Stainless steel is a hard, unbendable material, so this type of straw probably isn’t suitable for something like a child’s birthday party. I would recommend this product for adults only.
|Lasts a lot longer than the alternatives
|More expensive per straw than the alternatives
|Can feel cold and hard to the mouth
|Could potentially damage fragile glasses and cups
|Can be recycled
|Some people report they can leave a metallic taste in the mouth
|They come in a range of sizes
|Some people report the straws can be sharp – potential for cutting the lips or mouth
|The hardness of stainless steel means it’s possible to chip a tooth if not careful
|Can become very hot when used with a hot drink

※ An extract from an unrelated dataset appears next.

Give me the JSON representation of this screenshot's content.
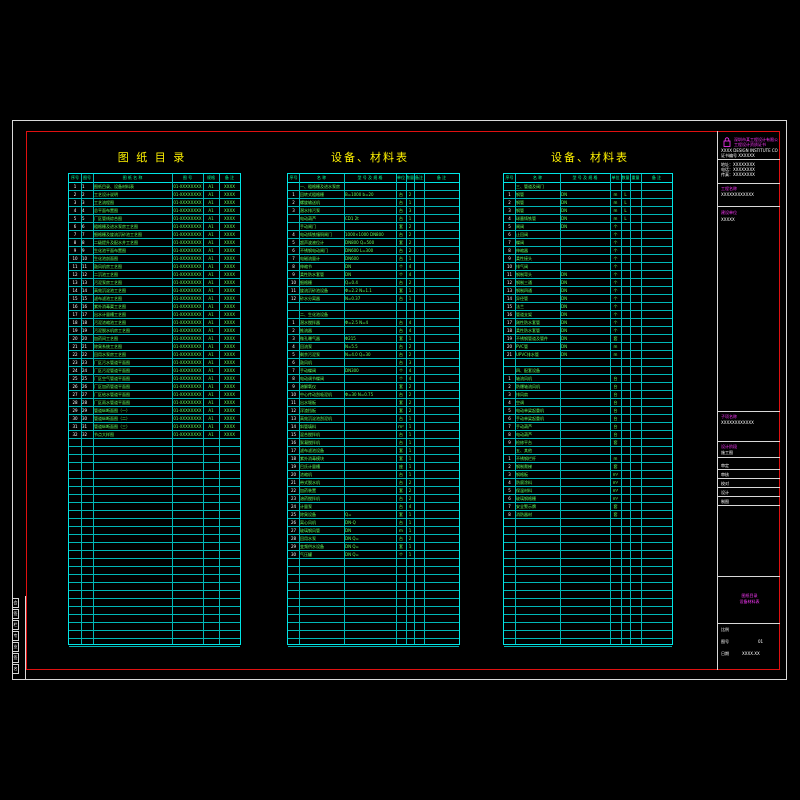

Glass drinking straws are usually made from borosilicate glass, which means it will not crack under extreme temperature changes.
This means you could potentially reuse your glass straw for many years before having to replace it. Think of how many plastic straws you would have gone through in that time!
They are dishwasher safe, and most come with a small brush that can be used for cleaning the insides of the straws.
Like stainless steel straws, they do not bend and can feel quite hard against the lips. They are probably not suitable for young children, because left unsupervised they could hurt themselves with the hard glass straw.
|Made from a very hard material – could potentially chip a tooth
|Made from borosilicate glass – a very durable material
|If using with a frozen drink, they can become very cold
|Not suitable for young children to use unsupervised
Ok, ok, so we’re cheating with this one. Silicone is indeed a type of plastic. But at Eradicate Plastic, our problem isn’t the substance itself. Rather, it’s the fact plastic has become so disposable; use it once then chuck it.
If you absolutely can not live your life without a plastic straw (really!?), then we’d suggest opting for a reusable silicone straw. If you treat it carefully and look after it, your silicone straws could last for years, saving hundreds of disposable plastic straws from being thrown away.
We would urge you to first look at the alternatives found further up the page before looking into silicone straws.
|Soft, brightly colored, bendy
|They are made from plastic, which means they will not decay for hundreds of years